* **Task to complete**:
Find the lines below that contain the string "John". Copy each one.

[Opening Records for the task section]

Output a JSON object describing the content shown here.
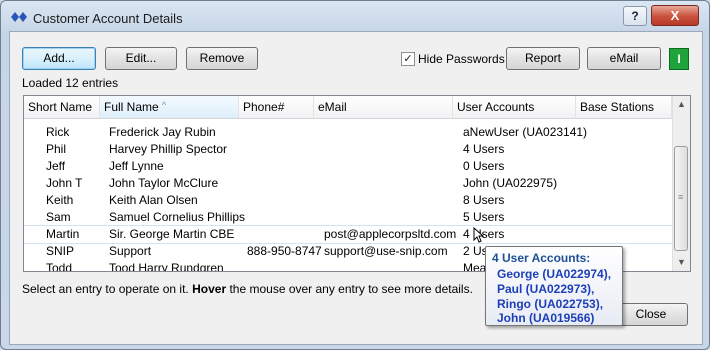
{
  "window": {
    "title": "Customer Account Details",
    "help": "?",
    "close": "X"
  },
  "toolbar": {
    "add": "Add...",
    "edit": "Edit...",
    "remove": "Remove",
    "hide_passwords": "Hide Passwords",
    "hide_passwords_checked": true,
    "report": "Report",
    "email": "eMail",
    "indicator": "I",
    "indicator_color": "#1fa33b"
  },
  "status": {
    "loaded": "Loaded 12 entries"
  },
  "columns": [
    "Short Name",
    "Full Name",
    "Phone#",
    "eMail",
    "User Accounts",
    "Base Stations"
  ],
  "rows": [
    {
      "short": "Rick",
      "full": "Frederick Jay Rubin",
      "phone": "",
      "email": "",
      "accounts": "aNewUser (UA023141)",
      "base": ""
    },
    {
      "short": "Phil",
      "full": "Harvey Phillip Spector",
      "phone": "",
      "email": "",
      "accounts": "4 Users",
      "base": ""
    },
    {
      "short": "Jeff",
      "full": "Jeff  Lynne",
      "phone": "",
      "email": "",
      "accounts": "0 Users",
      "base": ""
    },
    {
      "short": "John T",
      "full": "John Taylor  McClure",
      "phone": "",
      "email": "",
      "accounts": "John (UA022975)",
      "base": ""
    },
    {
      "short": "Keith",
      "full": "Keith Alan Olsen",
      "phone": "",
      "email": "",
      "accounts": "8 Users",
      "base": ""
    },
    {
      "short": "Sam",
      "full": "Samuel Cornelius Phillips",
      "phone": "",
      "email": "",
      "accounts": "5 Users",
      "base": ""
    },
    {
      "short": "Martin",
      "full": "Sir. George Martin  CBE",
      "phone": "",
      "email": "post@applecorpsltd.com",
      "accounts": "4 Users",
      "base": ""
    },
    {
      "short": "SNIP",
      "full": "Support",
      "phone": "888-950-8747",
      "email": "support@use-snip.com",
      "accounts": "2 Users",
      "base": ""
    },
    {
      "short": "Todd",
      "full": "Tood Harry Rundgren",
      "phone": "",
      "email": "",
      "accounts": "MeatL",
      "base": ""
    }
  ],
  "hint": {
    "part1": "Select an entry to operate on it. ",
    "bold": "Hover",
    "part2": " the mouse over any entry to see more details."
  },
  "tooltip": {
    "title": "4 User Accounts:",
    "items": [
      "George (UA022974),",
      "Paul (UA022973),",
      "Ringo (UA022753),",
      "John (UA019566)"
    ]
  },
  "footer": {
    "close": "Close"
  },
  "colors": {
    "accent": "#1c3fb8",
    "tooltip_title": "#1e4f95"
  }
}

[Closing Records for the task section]

* **Written response**:
      "short": "John T",
      "full": "John Taylor  McClure",
      "accounts": "John (UA022975)",
      "John (UA019566)"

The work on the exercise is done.